* Data about app and page elements:
......
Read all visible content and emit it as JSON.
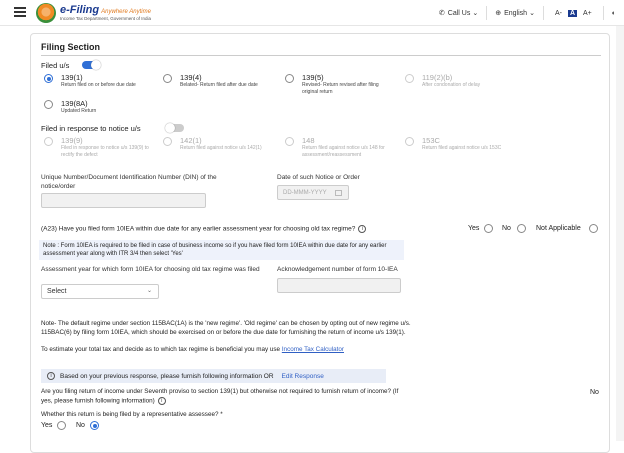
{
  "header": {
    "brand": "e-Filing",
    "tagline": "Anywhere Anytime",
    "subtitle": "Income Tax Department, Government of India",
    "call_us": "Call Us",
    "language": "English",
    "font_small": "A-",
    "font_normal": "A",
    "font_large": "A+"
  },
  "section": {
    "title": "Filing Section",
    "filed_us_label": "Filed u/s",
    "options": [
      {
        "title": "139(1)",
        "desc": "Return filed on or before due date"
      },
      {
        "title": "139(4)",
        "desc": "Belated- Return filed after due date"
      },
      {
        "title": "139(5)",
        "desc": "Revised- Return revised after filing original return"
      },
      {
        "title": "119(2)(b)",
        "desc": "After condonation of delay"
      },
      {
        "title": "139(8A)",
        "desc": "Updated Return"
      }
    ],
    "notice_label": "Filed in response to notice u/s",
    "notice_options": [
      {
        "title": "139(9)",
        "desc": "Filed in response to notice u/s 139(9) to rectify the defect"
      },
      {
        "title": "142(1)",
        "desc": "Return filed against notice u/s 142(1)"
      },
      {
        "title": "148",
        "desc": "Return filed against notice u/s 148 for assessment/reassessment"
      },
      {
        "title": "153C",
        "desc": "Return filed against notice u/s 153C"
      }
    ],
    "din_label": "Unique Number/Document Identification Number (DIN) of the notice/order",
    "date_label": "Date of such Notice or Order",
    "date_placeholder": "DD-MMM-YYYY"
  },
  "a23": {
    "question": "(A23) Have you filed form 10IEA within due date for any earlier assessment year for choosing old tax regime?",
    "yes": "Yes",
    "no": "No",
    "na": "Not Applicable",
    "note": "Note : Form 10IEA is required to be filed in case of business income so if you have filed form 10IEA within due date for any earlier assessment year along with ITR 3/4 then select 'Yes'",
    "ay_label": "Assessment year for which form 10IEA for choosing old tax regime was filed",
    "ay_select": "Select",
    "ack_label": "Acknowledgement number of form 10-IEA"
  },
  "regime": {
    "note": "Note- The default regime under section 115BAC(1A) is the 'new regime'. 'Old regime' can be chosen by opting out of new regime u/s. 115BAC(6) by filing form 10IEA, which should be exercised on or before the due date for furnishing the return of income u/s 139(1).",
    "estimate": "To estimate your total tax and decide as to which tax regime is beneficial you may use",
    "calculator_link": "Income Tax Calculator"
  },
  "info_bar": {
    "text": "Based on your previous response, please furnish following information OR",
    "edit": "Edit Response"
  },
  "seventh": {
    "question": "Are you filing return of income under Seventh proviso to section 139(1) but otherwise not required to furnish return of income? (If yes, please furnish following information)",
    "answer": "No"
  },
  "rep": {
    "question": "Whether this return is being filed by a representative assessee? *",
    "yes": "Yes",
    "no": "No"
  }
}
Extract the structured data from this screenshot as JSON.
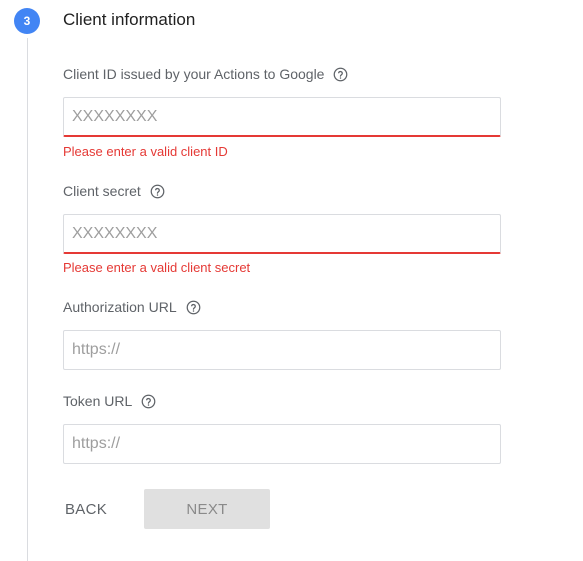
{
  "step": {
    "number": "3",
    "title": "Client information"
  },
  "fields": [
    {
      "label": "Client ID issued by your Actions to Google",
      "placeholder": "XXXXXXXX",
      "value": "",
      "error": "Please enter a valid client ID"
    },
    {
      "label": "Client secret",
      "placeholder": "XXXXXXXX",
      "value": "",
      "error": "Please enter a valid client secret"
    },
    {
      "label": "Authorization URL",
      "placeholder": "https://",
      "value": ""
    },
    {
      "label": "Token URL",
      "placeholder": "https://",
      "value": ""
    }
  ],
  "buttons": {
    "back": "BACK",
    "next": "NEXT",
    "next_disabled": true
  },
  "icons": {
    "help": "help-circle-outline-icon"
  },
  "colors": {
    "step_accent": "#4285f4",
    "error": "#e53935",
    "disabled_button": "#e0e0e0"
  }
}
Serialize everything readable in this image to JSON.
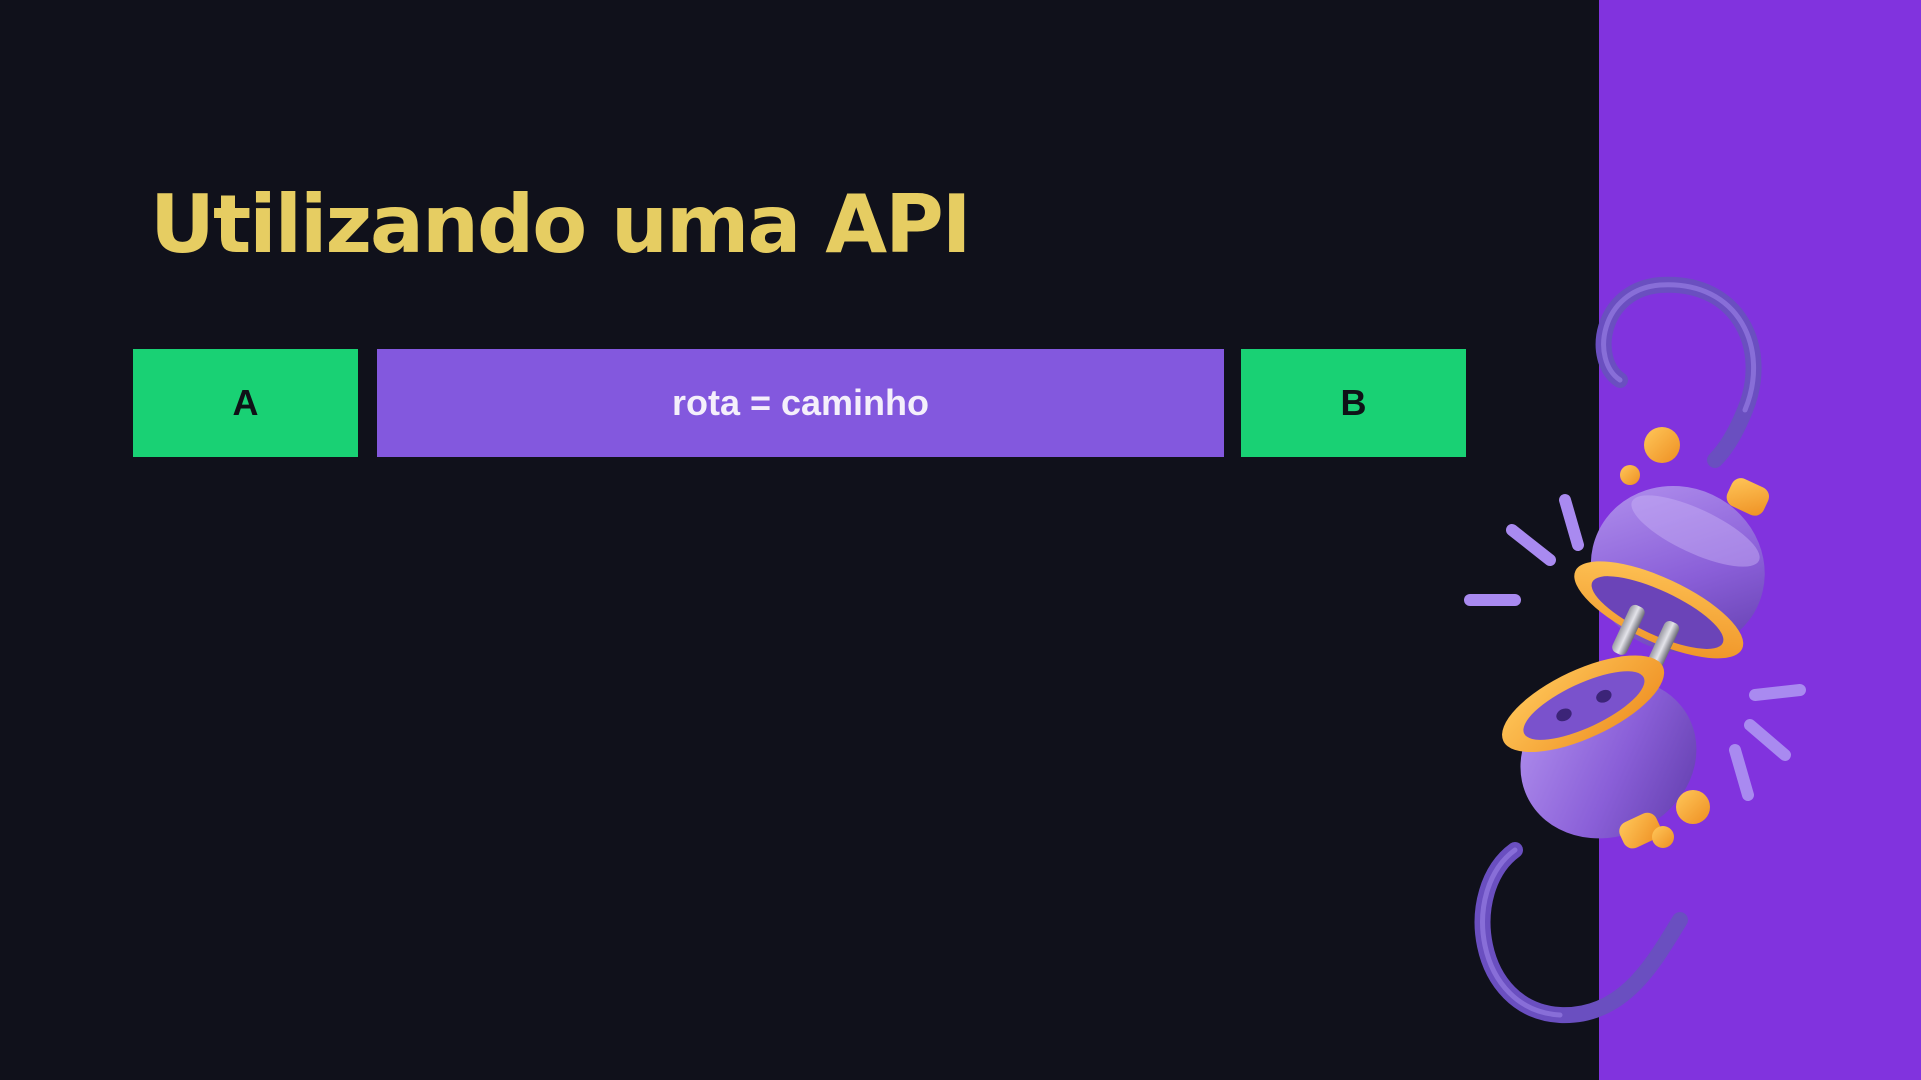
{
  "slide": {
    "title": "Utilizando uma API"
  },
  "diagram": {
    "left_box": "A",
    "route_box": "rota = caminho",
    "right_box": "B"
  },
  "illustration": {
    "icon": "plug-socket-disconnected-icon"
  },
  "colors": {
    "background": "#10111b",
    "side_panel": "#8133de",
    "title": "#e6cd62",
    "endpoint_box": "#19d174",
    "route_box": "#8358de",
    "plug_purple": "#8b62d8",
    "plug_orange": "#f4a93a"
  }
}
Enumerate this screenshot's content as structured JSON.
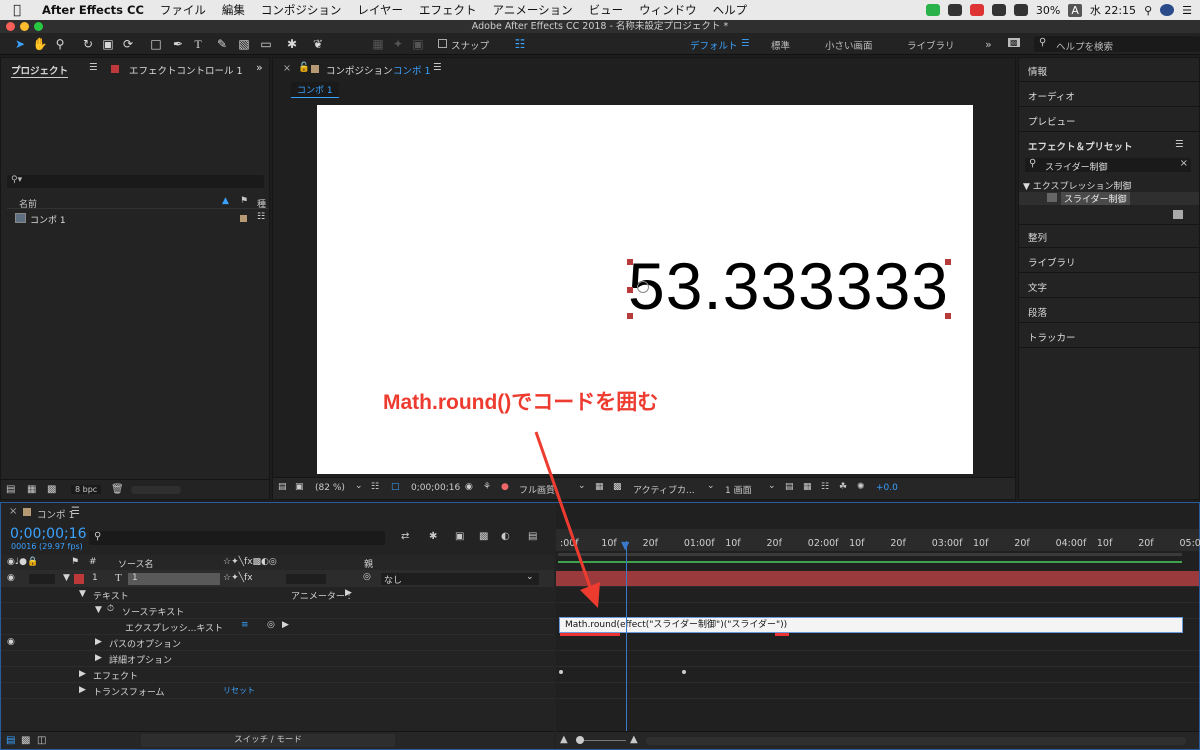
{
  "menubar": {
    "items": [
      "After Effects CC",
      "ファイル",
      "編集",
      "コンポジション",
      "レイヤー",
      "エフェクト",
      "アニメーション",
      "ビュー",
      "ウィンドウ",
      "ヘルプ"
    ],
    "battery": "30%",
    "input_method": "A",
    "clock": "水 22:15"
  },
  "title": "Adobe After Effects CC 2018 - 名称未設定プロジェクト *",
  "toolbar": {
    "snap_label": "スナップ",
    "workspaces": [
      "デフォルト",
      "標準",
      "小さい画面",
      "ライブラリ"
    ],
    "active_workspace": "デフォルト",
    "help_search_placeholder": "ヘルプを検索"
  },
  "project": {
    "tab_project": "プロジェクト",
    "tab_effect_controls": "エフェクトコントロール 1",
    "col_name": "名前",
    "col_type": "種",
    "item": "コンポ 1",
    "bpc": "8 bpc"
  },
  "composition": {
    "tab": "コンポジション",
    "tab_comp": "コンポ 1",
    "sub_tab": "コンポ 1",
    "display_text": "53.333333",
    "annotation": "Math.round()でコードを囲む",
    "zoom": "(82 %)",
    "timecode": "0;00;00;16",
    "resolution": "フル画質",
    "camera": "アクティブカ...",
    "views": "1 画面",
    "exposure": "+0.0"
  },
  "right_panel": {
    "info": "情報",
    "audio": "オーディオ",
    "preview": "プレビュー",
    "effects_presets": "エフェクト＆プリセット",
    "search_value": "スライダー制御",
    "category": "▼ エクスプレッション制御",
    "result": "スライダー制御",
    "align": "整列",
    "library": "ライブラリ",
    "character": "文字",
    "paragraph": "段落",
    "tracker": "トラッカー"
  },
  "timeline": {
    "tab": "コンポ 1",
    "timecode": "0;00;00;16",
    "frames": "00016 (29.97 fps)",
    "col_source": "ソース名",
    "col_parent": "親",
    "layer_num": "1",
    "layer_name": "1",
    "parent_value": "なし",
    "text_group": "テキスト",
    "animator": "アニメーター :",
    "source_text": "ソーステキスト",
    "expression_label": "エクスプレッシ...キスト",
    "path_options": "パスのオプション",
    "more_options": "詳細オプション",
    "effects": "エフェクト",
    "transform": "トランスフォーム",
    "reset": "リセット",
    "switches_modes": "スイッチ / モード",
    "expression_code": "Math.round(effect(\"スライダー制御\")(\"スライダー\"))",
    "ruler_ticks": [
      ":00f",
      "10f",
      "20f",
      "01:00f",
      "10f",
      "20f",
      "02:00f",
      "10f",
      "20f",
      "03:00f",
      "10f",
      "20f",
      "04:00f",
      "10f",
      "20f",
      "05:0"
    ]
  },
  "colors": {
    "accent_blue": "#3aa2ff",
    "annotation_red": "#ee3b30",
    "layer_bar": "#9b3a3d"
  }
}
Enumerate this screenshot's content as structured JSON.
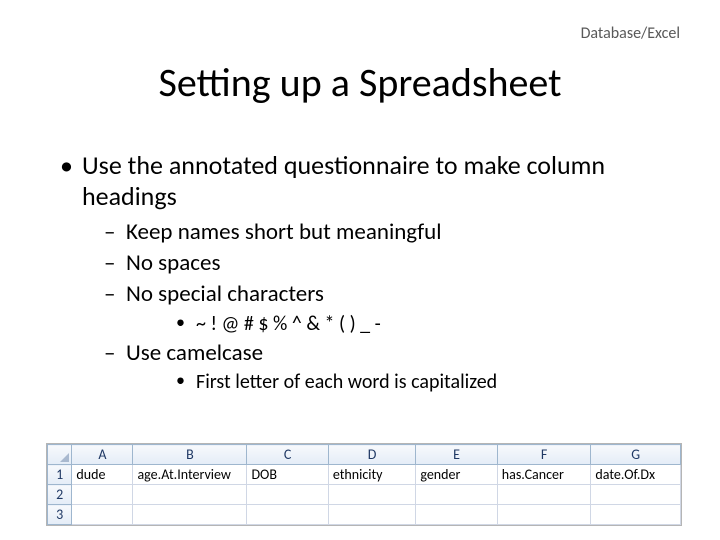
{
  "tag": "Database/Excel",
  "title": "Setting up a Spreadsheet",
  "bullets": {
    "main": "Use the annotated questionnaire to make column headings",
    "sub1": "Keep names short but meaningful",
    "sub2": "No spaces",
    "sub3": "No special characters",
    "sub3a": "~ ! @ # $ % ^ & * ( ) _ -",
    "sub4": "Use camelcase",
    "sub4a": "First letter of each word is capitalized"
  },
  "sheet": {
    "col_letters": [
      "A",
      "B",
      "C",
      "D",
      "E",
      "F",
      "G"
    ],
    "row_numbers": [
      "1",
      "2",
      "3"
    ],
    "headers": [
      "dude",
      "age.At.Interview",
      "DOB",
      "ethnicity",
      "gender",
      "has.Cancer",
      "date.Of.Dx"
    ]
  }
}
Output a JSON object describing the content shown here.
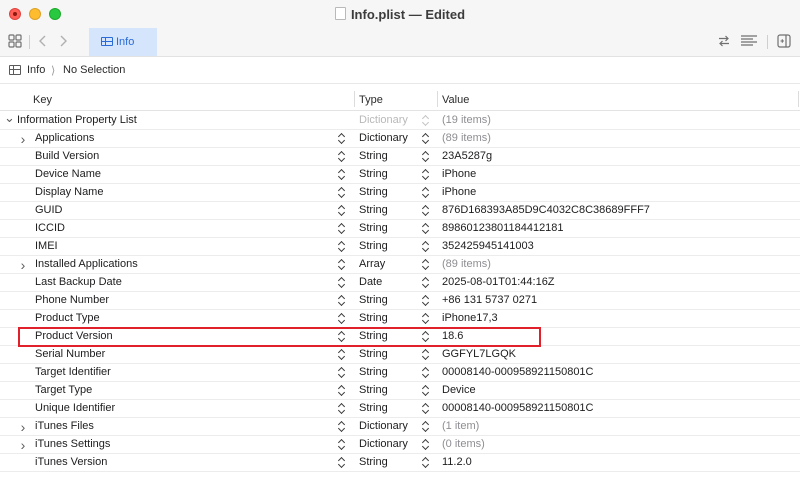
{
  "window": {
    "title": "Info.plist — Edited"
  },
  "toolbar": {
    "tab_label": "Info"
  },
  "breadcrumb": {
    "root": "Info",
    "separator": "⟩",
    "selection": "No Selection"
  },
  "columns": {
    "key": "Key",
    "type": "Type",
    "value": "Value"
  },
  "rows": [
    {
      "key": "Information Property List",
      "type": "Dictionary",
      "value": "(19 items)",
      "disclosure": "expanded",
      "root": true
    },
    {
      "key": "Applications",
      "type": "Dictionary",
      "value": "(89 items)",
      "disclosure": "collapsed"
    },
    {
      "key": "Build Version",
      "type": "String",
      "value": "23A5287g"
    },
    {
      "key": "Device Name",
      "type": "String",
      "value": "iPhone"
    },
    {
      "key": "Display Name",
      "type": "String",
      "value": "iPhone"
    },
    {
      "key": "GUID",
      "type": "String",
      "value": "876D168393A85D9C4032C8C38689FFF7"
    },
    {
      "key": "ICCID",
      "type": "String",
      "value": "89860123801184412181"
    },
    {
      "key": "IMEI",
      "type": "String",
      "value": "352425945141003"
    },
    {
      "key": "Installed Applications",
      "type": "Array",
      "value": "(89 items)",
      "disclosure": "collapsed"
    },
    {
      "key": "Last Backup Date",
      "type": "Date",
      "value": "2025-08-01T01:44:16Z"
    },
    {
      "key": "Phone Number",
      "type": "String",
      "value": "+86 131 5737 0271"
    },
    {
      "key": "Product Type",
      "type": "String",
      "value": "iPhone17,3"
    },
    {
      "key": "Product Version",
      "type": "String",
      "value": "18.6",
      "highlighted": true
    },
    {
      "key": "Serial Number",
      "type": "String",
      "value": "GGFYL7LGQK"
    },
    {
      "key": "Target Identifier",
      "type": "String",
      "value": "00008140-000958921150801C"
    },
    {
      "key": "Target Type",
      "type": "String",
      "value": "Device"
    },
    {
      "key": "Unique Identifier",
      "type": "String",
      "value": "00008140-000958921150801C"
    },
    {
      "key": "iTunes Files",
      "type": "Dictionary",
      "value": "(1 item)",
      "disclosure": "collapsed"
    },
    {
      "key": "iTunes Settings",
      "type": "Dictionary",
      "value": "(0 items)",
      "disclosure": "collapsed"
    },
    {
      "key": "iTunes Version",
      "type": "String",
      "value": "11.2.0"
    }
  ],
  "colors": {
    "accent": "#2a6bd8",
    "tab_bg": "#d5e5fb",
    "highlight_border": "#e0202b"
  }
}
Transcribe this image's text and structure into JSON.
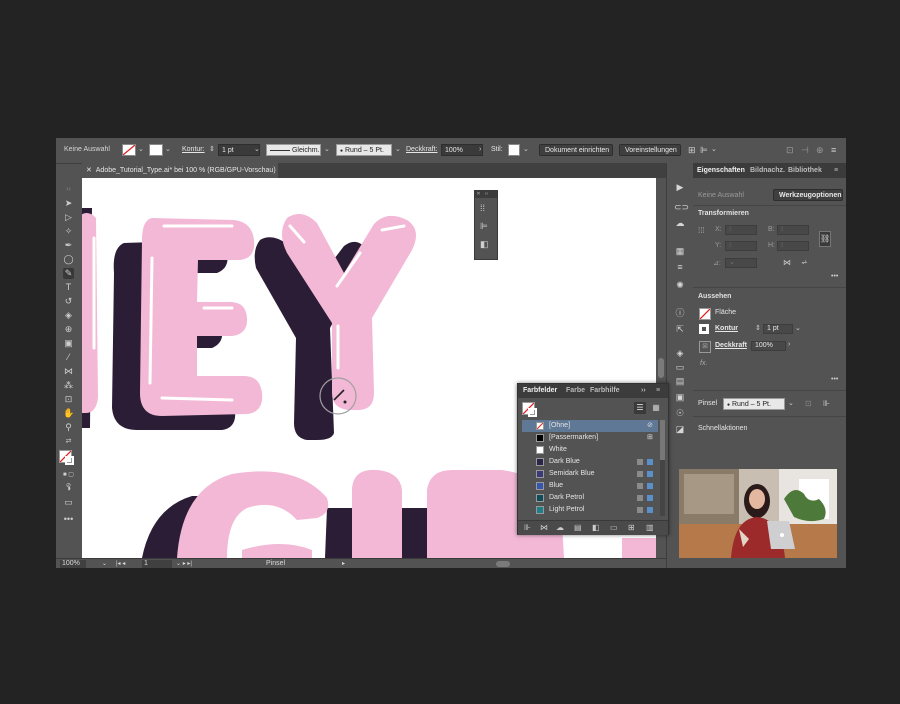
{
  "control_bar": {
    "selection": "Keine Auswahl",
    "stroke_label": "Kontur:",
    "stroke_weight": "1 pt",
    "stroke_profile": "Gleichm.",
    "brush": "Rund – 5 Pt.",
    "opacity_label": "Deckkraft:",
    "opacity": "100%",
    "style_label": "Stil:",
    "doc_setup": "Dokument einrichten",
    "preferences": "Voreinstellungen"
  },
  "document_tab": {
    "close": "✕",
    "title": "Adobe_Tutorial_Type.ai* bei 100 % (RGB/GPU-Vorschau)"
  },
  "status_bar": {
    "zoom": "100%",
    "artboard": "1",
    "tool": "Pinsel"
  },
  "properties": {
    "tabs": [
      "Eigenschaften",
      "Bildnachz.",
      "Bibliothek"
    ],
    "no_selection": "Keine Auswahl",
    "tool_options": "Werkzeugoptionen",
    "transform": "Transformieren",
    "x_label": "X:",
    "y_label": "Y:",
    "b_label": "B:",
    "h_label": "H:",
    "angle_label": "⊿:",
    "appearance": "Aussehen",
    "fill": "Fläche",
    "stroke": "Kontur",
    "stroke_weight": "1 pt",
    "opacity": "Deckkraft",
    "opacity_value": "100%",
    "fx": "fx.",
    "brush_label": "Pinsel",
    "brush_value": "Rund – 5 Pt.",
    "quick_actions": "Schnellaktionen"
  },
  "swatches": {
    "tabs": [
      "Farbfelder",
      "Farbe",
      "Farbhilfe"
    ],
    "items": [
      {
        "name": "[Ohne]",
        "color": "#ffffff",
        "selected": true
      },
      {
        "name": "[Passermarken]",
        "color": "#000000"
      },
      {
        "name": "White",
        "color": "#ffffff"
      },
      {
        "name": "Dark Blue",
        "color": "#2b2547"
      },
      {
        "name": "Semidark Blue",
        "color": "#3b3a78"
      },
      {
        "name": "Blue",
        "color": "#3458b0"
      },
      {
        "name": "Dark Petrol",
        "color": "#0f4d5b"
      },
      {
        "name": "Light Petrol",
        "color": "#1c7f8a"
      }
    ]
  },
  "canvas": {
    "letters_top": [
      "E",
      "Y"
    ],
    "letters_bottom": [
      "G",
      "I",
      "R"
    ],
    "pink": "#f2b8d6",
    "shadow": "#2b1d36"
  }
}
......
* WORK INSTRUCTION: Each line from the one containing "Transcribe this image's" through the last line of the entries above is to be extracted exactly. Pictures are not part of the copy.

* OUTPUT FOR THIS EXERCISE:
Transcribe this image's text and structure into JSON.
{
  "control_bar": {
    "selection": "Keine Auswahl",
    "stroke_label": "Kontur:",
    "stroke_weight": "1 pt",
    "stroke_profile": "Gleichm.",
    "brush": "Rund – 5 Pt.",
    "opacity_label": "Deckkraft:",
    "opacity": "100%",
    "style_label": "Stil:",
    "doc_setup": "Dokument einrichten",
    "preferences": "Voreinstellungen"
  },
  "document_tab": {
    "close": "✕",
    "title": "Adobe_Tutorial_Type.ai* bei 100 % (RGB/GPU-Vorschau)"
  },
  "status_bar": {
    "zoom": "100%",
    "artboard": "1",
    "tool": "Pinsel"
  },
  "properties": {
    "tabs": [
      "Eigenschaften",
      "Bildnachz.",
      "Bibliothek"
    ],
    "no_selection": "Keine Auswahl",
    "tool_options": "Werkzeugoptionen",
    "transform": "Transformieren",
    "x_label": "X:",
    "y_label": "Y:",
    "b_label": "B:",
    "h_label": "H:",
    "angle_label": "⊿:",
    "appearance": "Aussehen",
    "fill": "Fläche",
    "stroke": "Kontur",
    "stroke_weight": "1 pt",
    "opacity": "Deckkraft",
    "opacity_value": "100%",
    "fx": "fx.",
    "brush_label": "Pinsel",
    "brush_value": "Rund – 5 Pt.",
    "quick_actions": "Schnellaktionen"
  },
  "swatches": {
    "tabs": [
      "Farbfelder",
      "Farbe",
      "Farbhilfe"
    ],
    "items": [
      {
        "name": "[Ohne]",
        "color": "#ffffff",
        "selected": true
      },
      {
        "name": "[Passermarken]",
        "color": "#000000"
      },
      {
        "name": "White",
        "color": "#ffffff"
      },
      {
        "name": "Dark Blue",
        "color": "#2b2547"
      },
      {
        "name": "Semidark Blue",
        "color": "#3b3a78"
      },
      {
        "name": "Blue",
        "color": "#3458b0"
      },
      {
        "name": "Dark Petrol",
        "color": "#0f4d5b"
      },
      {
        "name": "Light Petrol",
        "color": "#1c7f8a"
      }
    ]
  },
  "canvas": {
    "letters_top": [
      "E",
      "Y"
    ],
    "letters_bottom": [
      "G",
      "I",
      "R"
    ],
    "pink": "#f2b8d6",
    "shadow": "#2b1d36"
  }
}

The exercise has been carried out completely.